» **Exercise objective**
Pull out each line of the data that includes the word "true".

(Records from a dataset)

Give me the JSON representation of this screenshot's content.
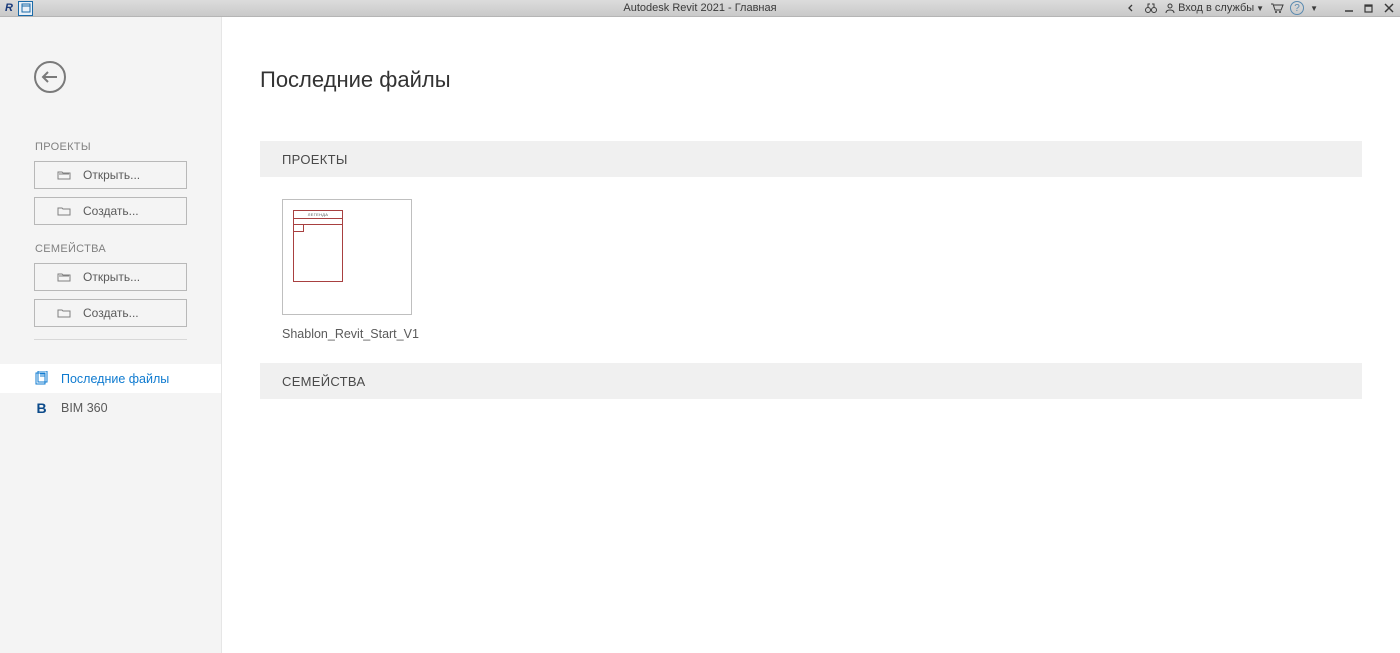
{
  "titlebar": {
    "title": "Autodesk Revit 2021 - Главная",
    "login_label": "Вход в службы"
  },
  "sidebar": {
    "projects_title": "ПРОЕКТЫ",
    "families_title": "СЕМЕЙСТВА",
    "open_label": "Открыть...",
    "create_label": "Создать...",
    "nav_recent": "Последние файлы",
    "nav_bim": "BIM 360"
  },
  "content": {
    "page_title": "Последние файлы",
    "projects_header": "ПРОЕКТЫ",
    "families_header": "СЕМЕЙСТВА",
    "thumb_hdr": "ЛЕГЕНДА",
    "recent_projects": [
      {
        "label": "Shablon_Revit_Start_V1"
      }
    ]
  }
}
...
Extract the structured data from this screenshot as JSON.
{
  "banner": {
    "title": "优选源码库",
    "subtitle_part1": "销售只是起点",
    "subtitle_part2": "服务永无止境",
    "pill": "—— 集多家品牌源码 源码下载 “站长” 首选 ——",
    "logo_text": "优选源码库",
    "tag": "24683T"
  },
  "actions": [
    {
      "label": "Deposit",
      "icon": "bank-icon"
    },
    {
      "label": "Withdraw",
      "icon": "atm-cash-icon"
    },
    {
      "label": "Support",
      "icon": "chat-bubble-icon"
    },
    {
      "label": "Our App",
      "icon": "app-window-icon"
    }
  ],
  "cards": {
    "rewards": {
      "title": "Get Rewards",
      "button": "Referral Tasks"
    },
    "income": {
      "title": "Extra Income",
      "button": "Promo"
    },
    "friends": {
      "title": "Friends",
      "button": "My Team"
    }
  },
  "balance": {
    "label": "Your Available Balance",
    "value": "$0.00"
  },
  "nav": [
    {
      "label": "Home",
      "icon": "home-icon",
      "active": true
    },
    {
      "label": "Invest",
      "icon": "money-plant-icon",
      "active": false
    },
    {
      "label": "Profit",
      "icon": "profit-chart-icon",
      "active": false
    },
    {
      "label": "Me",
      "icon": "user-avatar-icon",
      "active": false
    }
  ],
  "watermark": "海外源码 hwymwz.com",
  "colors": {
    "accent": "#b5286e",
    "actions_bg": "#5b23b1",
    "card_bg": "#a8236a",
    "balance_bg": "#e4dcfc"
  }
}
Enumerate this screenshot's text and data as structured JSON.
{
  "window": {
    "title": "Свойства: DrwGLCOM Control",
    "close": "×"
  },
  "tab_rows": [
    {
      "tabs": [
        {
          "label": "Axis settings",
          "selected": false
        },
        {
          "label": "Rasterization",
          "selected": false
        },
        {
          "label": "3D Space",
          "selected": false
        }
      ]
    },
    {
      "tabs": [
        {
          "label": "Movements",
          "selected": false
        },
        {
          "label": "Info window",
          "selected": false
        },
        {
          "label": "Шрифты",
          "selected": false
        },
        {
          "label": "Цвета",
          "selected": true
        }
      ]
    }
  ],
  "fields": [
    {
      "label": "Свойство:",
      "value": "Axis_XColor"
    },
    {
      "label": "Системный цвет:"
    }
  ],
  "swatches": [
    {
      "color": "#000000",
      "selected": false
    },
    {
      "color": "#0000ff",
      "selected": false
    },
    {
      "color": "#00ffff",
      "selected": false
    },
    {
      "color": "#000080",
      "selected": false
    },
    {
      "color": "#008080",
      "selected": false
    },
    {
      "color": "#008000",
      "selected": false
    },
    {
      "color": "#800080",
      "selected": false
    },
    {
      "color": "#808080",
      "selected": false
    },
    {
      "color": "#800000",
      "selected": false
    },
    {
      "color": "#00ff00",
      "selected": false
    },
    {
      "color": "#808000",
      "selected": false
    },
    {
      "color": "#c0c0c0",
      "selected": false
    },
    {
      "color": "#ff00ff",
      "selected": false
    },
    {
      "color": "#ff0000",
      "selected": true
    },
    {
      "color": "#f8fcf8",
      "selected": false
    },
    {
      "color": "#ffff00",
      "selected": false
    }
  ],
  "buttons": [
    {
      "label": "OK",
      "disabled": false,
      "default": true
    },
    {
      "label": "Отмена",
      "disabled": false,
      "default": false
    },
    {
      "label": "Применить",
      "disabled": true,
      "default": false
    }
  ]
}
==
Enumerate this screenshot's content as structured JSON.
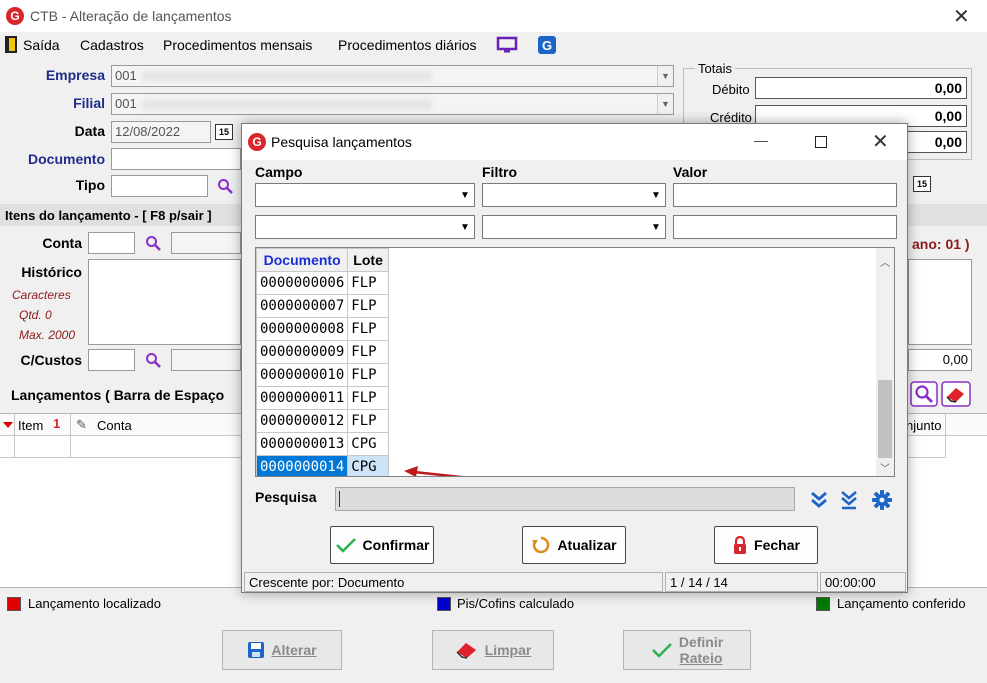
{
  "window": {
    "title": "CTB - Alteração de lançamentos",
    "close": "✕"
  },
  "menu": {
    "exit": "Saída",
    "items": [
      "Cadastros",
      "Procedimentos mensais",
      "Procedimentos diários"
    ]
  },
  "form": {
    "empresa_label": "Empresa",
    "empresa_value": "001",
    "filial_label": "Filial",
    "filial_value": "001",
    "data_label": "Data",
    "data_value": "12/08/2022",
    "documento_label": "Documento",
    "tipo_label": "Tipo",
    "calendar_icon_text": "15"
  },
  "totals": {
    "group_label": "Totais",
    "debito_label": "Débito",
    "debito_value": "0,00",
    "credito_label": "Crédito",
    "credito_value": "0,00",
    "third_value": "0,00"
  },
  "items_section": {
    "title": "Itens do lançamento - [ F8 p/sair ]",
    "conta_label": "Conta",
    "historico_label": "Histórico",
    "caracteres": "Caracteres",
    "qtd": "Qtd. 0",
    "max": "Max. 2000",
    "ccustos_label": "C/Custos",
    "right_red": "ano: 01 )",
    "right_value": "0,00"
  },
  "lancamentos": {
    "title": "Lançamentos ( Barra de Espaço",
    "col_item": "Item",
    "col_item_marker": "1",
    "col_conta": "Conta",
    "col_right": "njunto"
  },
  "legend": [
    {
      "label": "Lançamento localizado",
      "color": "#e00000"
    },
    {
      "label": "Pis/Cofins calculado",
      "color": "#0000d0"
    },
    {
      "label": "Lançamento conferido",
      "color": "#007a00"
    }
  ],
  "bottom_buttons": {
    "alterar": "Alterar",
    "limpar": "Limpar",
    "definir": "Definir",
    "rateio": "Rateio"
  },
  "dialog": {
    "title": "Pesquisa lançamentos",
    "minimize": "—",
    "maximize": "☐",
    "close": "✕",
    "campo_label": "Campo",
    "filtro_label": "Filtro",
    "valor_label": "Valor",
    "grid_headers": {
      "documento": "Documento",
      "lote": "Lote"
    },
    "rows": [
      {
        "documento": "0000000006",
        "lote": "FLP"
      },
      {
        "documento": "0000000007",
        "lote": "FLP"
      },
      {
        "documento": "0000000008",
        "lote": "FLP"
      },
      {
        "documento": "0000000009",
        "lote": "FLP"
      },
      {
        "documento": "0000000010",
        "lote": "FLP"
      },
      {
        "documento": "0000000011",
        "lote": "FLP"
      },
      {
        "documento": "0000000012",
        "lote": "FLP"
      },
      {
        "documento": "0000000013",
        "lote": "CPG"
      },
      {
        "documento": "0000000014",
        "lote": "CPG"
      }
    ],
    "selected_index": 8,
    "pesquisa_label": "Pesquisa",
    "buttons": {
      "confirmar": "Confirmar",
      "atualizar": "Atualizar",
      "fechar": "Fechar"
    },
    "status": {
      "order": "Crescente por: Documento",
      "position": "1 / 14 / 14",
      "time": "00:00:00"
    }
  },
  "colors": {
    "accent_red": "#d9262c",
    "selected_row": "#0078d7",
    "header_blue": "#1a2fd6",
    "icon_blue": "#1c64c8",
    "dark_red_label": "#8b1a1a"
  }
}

» **Result**
      "active": true
          "selected": true
      "selected": true
      "default": true
      "disabled": true,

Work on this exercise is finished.